HOW TO COMPLETE THIS TASK
Give the data again in full, with every character unchanged.

(Beginning of AVAILABLE RECORDS)

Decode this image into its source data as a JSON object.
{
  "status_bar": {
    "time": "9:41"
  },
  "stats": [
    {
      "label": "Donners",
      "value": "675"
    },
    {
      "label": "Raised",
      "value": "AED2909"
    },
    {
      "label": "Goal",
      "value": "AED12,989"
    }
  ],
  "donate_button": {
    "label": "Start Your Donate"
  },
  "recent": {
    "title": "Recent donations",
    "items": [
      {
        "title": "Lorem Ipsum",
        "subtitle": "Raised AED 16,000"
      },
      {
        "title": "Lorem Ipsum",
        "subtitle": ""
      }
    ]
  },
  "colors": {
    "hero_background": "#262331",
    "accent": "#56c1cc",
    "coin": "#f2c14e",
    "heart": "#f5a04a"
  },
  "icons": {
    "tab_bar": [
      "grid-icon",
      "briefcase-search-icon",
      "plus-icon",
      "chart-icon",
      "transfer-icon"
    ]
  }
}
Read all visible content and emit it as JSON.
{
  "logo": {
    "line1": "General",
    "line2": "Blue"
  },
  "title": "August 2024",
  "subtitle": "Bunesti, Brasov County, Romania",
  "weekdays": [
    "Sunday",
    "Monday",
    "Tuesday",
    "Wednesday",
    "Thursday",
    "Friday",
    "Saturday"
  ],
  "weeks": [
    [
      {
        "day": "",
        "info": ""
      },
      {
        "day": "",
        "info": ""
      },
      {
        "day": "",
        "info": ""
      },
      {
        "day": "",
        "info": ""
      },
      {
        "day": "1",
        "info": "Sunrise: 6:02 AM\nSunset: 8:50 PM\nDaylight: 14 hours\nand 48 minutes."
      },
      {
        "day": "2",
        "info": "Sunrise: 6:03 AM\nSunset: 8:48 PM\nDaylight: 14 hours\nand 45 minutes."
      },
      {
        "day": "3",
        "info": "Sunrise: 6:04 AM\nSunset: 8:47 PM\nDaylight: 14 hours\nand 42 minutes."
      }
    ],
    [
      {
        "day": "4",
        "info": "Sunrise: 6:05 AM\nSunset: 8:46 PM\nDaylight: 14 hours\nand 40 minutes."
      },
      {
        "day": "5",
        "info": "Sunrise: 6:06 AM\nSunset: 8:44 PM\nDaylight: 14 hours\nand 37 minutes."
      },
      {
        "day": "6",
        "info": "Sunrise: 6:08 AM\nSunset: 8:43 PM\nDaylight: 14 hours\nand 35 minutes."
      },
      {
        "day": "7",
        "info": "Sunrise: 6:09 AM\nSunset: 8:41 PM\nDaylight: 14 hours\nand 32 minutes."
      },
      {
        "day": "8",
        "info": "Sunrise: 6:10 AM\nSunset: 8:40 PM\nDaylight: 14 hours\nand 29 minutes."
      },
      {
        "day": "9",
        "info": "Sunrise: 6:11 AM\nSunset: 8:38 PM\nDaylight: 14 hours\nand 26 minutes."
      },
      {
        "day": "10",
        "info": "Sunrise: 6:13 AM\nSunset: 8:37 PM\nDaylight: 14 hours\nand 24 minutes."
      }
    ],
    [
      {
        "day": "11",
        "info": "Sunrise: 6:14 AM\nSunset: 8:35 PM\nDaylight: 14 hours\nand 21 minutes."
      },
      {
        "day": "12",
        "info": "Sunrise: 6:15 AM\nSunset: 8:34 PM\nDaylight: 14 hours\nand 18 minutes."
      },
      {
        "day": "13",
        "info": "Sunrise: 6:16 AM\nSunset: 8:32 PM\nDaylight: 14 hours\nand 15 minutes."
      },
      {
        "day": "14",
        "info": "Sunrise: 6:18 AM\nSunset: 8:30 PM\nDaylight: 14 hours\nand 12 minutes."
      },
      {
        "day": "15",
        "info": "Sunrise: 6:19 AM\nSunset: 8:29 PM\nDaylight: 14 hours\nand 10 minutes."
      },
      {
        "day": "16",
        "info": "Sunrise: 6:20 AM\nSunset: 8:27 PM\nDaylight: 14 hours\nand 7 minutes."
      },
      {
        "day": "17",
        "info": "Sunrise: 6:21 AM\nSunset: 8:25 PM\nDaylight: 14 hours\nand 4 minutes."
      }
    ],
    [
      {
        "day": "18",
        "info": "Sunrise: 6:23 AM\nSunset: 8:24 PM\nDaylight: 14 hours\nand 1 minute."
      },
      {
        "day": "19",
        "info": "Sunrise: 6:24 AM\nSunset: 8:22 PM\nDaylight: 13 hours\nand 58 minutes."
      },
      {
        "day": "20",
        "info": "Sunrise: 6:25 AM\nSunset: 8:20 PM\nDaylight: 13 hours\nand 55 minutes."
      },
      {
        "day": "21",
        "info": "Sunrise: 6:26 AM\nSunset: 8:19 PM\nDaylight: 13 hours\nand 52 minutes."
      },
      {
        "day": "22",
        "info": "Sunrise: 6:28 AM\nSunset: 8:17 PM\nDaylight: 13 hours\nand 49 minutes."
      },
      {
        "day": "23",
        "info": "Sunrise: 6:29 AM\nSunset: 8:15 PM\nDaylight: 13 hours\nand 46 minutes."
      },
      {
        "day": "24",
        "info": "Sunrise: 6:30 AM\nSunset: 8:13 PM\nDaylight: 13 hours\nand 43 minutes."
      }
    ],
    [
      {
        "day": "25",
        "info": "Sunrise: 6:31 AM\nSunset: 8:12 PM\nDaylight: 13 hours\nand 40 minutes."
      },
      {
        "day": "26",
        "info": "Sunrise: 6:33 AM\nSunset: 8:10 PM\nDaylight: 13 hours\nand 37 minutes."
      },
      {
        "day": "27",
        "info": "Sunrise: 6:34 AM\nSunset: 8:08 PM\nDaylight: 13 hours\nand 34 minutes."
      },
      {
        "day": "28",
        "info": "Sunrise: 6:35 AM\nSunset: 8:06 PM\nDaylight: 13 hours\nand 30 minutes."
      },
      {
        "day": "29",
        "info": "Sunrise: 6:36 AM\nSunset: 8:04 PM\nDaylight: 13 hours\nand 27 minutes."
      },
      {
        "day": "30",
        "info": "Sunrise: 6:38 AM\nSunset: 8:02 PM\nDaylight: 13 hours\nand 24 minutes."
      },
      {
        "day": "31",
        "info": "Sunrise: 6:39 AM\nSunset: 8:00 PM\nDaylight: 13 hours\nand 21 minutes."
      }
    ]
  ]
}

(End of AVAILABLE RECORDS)

SOLUTION
Decode this image into its source data as a JSON object.
{
  "status_bar": {
    "time": "9:41"
  },
  "stats": [
    {
      "label": "Donners",
      "value": "675"
    },
    {
      "label": "Raised",
      "value": "AED2909"
    },
    {
      "label": "Goal",
      "value": "AED12,989"
    }
  ],
  "donate_button": {
    "label": "Start Your Donate"
  },
  "recent": {
    "title": "Recent donations",
    "items": [
      {
        "title": "Lorem Ipsum",
        "subtitle": "Raised AED 16,000"
      },
      {
        "title": "Lorem Ipsum",
        "subtitle": ""
      }
    ]
  },
  "colors": {
    "hero_background": "#262331",
    "accent": "#56c1cc",
    "coin": "#f2c14e",
    "heart": "#f5a04a"
  },
  "icons": {
    "tab_bar": [
      "grid-icon",
      "briefcase-search-icon",
      "plus-icon",
      "chart-icon",
      "transfer-icon"
    ]
  }
}
Read all visible content and emit it as JSON.
{
  "logo": {
    "line1": "General",
    "line2": "Blue"
  },
  "title": "August 2024",
  "subtitle": "Bunesti, Brasov County, Romania",
  "weekdays": [
    "Sunday",
    "Monday",
    "Tuesday",
    "Wednesday",
    "Thursday",
    "Friday",
    "Saturday"
  ],
  "weeks": [
    [
      {
        "day": "",
        "info": ""
      },
      {
        "day": "",
        "info": ""
      },
      {
        "day": "",
        "info": ""
      },
      {
        "day": "",
        "info": ""
      },
      {
        "day": "1",
        "info": "Sunrise: 6:02 AM\nSunset: 8:50 PM\nDaylight: 14 hours\nand 48 minutes."
      },
      {
        "day": "2",
        "info": "Sunrise: 6:03 AM\nSunset: 8:48 PM\nDaylight: 14 hours\nand 45 minutes."
      },
      {
        "day": "3",
        "info": "Sunrise: 6:04 AM\nSunset: 8:47 PM\nDaylight: 14 hours\nand 42 minutes."
      }
    ],
    [
      {
        "day": "4",
        "info": "Sunrise: 6:05 AM\nSunset: 8:46 PM\nDaylight: 14 hours\nand 40 minutes."
      },
      {
        "day": "5",
        "info": "Sunrise: 6:06 AM\nSunset: 8:44 PM\nDaylight: 14 hours\nand 37 minutes."
      },
      {
        "day": "6",
        "info": "Sunrise: 6:08 AM\nSunset: 8:43 PM\nDaylight: 14 hours\nand 35 minutes."
      },
      {
        "day": "7",
        "info": "Sunrise: 6:09 AM\nSunset: 8:41 PM\nDaylight: 14 hours\nand 32 minutes."
      },
      {
        "day": "8",
        "info": "Sunrise: 6:10 AM\nSunset: 8:40 PM\nDaylight: 14 hours\nand 29 minutes."
      },
      {
        "day": "9",
        "info": "Sunrise: 6:11 AM\nSunset: 8:38 PM\nDaylight: 14 hours\nand 26 minutes."
      },
      {
        "day": "10",
        "info": "Sunrise: 6:13 AM\nSunset: 8:37 PM\nDaylight: 14 hours\nand 24 minutes."
      }
    ],
    [
      {
        "day": "11",
        "info": "Sunrise: 6:14 AM\nSunset: 8:35 PM\nDaylight: 14 hours\nand 21 minutes."
      },
      {
        "day": "12",
        "info": "Sunrise: 6:15 AM\nSunset: 8:34 PM\nDaylight: 14 hours\nand 18 minutes."
      },
      {
        "day": "13",
        "info": "Sunrise: 6:16 AM\nSunset: 8:32 PM\nDaylight: 14 hours\nand 15 minutes."
      },
      {
        "day": "14",
        "info": "Sunrise: 6:18 AM\nSunset: 8:30 PM\nDaylight: 14 hours\nand 12 minutes."
      },
      {
        "day": "15",
        "info": "Sunrise: 6:19 AM\nSunset: 8:29 PM\nDaylight: 14 hours\nand 10 minutes."
      },
      {
        "day": "16",
        "info": "Sunrise: 6:20 AM\nSunset: 8:27 PM\nDaylight: 14 hours\nand 7 minutes."
      },
      {
        "day": "17",
        "info": "Sunrise: 6:21 AM\nSunset: 8:25 PM\nDaylight: 14 hours\nand 4 minutes."
      }
    ],
    [
      {
        "day": "18",
        "info": "Sunrise: 6:23 AM\nSunset: 8:24 PM\nDaylight: 14 hours\nand 1 minute."
      },
      {
        "day": "19",
        "info": "Sunrise: 6:24 AM\nSunset: 8:22 PM\nDaylight: 13 hours\nand 58 minutes."
      },
      {
        "day": "20",
        "info": "Sunrise: 6:25 AM\nSunset: 8:20 PM\nDaylight: 13 hours\nand 55 minutes."
      },
      {
        "day": "21",
        "info": "Sunrise: 6:26 AM\nSunset: 8:19 PM\nDaylight: 13 hours\nand 52 minutes."
      },
      {
        "day": "22",
        "info": "Sunrise: 6:28 AM\nSunset: 8:17 PM\nDaylight: 13 hours\nand 49 minutes."
      },
      {
        "day": "23",
        "info": "Sunrise: 6:29 AM\nSunset: 8:15 PM\nDaylight: 13 hours\nand 46 minutes."
      },
      {
        "day": "24",
        "info": "Sunrise: 6:30 AM\nSunset: 8:13 PM\nDaylight: 13 hours\nand 43 minutes."
      }
    ],
    [
      {
        "day": "25",
        "info": "Sunrise: 6:31 AM\nSunset: 8:12 PM\nDaylight: 13 hours\nand 40 minutes."
      },
      {
        "day": "26",
        "info": "Sunrise: 6:33 AM\nSunset: 8:10 PM\nDaylight: 13 hours\nand 37 minutes."
      },
      {
        "day": "27",
        "info": "Sunrise: 6:34 AM\nSunset: 8:08 PM\nDaylight: 13 hours\nand 34 minutes."
      },
      {
        "day": "28",
        "info": "Sunrise: 6:35 AM\nSunset: 8:06 PM\nDaylight: 13 hours\nand 30 minutes."
      },
      {
        "day": "29",
        "info": "Sunrise: 6:36 AM\nSunset: 8:04 PM\nDaylight: 13 hours\nand 27 minutes."
      },
      {
        "day": "30",
        "info": "Sunrise: 6:38 AM\nSunset: 8:02 PM\nDaylight: 13 hours\nand 24 minutes."
      },
      {
        "day": "31",
        "info": "Sunrise: 6:39 AM\nSunset: 8:00 PM\nDaylight: 13 hours\nand 21 minutes."
      }
    ]
  ]
}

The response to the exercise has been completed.